__WHAT IS NEEDED__:
Wherever the word "Dispose" occurs in the listing below, copy that whole line.

[[ THE DATA open ]]

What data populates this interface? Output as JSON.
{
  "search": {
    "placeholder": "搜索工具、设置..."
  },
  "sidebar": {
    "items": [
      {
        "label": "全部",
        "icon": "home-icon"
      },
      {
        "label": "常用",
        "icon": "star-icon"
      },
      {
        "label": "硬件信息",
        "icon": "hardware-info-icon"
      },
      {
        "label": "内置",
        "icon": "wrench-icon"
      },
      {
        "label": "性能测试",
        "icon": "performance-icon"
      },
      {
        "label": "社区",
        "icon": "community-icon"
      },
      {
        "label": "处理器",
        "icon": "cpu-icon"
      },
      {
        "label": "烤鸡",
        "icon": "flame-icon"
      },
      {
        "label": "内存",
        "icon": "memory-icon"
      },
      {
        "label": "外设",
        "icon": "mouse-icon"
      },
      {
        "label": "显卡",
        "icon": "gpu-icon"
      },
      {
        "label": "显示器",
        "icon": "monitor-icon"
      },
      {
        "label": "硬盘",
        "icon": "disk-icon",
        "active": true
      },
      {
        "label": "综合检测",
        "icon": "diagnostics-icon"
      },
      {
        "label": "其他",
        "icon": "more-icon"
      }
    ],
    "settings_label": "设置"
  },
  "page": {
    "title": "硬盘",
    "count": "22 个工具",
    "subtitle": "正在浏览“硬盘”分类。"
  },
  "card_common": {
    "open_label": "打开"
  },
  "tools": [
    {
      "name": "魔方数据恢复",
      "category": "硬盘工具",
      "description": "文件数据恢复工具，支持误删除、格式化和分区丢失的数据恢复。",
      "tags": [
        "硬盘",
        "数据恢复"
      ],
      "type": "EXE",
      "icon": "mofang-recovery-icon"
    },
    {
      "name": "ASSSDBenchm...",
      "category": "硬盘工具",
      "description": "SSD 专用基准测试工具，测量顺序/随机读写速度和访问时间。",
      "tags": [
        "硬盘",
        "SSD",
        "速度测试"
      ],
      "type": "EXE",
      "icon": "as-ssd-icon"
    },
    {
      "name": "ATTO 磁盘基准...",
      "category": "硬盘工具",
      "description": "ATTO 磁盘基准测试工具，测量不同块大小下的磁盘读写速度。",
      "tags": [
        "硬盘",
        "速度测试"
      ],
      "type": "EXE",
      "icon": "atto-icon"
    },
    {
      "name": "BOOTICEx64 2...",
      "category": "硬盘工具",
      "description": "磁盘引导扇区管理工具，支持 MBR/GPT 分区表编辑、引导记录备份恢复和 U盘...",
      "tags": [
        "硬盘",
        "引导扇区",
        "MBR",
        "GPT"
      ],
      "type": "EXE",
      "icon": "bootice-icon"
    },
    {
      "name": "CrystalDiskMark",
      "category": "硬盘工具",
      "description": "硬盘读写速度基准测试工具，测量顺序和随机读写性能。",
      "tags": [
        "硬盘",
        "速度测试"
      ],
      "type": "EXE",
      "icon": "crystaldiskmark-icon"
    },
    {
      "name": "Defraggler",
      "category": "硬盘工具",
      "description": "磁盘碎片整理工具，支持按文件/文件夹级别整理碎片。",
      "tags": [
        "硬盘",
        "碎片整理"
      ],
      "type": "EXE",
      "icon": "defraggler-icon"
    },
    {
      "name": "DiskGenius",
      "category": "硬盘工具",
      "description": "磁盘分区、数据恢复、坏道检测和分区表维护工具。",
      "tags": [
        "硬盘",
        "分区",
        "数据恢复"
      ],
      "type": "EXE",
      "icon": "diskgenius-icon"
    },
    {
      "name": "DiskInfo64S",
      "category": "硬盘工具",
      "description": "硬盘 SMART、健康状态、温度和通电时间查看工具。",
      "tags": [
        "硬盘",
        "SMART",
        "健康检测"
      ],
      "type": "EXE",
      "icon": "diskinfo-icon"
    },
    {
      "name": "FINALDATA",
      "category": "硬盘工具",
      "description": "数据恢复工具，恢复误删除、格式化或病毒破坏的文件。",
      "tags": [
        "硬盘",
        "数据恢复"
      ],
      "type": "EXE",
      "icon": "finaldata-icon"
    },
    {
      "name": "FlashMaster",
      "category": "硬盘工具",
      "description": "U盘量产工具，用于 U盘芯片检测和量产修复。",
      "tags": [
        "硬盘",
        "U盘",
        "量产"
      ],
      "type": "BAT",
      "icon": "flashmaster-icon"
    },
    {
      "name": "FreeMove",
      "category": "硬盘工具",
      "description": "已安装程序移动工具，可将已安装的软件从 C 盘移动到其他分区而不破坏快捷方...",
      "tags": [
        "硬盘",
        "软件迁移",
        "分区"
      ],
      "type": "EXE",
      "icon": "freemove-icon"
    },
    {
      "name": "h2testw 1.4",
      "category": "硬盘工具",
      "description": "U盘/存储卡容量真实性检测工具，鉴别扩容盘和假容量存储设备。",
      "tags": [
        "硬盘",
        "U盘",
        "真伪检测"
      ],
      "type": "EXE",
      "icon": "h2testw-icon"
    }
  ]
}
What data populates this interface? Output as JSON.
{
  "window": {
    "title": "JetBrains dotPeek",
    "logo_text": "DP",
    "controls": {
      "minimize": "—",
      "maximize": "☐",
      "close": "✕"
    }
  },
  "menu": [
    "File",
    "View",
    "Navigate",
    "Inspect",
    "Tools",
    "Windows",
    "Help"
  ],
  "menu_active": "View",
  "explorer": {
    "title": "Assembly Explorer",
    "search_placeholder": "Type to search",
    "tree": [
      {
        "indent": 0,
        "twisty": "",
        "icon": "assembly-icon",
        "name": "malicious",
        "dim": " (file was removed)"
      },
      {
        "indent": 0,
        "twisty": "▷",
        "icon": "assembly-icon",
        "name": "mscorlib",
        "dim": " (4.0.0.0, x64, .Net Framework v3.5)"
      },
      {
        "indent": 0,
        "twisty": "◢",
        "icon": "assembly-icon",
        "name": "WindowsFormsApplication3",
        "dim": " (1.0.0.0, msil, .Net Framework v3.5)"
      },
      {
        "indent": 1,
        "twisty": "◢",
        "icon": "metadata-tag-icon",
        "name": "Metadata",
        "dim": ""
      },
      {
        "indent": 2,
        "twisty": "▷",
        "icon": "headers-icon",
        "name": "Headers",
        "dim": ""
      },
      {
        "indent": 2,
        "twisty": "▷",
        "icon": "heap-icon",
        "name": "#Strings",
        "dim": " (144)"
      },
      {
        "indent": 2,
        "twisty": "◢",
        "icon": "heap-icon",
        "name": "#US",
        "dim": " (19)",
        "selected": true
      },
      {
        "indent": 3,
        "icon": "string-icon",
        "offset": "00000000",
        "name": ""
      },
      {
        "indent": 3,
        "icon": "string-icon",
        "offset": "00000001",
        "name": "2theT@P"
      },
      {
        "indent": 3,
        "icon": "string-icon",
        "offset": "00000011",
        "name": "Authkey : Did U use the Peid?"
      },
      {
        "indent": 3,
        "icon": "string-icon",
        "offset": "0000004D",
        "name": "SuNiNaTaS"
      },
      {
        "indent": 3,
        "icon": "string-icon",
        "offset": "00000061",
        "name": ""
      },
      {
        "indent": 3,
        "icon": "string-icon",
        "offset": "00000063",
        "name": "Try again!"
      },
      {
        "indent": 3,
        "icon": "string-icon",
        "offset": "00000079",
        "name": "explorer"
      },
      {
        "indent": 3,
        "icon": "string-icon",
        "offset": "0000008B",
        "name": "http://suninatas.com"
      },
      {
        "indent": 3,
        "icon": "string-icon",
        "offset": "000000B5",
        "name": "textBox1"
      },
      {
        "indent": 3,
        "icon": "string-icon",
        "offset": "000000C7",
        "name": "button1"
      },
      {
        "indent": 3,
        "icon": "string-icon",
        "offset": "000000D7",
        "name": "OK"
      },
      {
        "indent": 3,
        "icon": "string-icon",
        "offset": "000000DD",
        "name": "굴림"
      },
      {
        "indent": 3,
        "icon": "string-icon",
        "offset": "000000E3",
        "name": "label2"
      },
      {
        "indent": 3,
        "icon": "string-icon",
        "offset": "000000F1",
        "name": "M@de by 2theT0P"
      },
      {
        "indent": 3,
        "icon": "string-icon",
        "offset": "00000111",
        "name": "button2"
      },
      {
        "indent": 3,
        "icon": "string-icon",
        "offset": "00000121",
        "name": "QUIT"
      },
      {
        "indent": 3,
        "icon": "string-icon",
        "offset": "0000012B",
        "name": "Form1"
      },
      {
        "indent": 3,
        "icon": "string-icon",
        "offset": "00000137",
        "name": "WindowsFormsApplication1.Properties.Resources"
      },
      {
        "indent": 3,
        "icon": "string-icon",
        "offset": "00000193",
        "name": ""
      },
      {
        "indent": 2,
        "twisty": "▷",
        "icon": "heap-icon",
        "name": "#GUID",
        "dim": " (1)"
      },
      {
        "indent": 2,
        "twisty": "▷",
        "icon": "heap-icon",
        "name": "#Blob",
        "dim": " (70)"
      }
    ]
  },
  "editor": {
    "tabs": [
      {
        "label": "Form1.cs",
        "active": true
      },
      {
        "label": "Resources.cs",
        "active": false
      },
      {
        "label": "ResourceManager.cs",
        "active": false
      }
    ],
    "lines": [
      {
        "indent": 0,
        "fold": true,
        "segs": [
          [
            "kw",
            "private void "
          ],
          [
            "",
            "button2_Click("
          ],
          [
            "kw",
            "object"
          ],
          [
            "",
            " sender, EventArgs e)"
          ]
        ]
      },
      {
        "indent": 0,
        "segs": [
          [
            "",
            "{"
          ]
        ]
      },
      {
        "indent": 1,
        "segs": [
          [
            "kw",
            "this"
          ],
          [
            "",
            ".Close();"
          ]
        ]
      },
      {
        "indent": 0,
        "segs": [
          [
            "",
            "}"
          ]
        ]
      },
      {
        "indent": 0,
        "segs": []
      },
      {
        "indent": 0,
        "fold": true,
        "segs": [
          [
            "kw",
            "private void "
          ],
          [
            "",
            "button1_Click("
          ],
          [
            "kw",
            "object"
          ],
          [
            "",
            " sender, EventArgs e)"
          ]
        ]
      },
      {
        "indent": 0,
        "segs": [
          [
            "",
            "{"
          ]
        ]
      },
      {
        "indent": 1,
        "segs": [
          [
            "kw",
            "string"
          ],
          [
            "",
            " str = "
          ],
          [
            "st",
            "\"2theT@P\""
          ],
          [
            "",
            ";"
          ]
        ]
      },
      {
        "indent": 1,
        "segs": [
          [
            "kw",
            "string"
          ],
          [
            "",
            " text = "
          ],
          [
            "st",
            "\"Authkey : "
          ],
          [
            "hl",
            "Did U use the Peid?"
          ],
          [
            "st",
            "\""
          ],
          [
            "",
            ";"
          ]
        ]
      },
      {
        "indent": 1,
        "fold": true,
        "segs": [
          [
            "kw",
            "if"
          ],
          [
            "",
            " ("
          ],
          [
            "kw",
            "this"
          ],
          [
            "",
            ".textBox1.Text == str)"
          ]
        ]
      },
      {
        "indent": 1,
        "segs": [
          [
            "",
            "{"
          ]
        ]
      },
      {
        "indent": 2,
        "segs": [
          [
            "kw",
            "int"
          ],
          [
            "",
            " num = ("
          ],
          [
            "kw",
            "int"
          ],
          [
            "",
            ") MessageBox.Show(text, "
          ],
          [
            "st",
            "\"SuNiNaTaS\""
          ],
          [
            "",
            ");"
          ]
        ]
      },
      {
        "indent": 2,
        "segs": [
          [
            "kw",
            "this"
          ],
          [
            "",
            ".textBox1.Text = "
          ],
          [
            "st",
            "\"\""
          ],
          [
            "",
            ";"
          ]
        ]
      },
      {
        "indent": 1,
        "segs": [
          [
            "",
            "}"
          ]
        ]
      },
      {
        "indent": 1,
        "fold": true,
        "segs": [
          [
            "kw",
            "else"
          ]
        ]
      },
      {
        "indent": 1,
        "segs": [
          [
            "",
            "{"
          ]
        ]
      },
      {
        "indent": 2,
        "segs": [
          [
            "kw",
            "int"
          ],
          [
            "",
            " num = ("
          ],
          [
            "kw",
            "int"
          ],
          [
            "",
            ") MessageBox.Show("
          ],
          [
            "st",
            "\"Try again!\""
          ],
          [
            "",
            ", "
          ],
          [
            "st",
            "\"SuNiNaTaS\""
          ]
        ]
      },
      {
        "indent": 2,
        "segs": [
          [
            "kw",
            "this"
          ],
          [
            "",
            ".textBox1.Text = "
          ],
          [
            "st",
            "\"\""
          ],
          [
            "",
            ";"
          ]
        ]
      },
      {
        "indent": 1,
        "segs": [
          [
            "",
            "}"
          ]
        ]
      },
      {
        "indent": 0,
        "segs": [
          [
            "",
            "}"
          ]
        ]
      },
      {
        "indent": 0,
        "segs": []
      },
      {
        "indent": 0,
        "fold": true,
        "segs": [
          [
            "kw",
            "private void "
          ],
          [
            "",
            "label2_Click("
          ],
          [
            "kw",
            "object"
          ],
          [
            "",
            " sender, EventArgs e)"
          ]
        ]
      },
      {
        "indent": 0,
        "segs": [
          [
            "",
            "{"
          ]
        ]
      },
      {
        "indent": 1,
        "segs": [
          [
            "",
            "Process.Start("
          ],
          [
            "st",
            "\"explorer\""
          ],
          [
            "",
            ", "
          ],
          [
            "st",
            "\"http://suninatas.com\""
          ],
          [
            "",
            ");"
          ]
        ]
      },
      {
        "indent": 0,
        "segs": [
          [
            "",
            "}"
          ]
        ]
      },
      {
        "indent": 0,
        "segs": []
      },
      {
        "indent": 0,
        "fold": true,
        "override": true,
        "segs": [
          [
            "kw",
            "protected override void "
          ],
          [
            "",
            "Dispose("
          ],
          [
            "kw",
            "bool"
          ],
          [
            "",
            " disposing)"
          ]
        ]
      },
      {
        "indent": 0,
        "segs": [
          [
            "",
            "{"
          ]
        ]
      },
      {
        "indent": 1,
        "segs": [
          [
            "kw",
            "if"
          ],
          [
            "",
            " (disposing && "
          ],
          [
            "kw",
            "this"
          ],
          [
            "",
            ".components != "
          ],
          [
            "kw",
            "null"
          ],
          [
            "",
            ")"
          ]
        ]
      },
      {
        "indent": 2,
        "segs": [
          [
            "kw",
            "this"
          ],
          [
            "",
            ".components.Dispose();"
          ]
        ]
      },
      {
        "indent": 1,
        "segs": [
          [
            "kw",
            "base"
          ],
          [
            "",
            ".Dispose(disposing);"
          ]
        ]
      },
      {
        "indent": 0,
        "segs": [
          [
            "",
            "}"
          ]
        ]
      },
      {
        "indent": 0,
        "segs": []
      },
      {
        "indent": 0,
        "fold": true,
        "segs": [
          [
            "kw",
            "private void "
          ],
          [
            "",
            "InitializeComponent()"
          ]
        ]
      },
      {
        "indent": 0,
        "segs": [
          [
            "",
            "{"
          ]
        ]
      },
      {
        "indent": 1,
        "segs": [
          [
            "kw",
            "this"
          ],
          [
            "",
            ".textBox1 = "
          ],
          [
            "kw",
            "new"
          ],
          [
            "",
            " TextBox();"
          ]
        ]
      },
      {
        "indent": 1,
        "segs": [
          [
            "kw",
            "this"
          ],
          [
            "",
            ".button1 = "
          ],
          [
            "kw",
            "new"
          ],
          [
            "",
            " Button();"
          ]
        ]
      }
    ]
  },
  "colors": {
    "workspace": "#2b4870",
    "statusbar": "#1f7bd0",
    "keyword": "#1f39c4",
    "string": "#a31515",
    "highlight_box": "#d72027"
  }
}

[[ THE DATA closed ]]

__WRITTEN ANSWER__:
            "Dispose("
            ".components.Dispose();"
            ".Dispose(disposing);"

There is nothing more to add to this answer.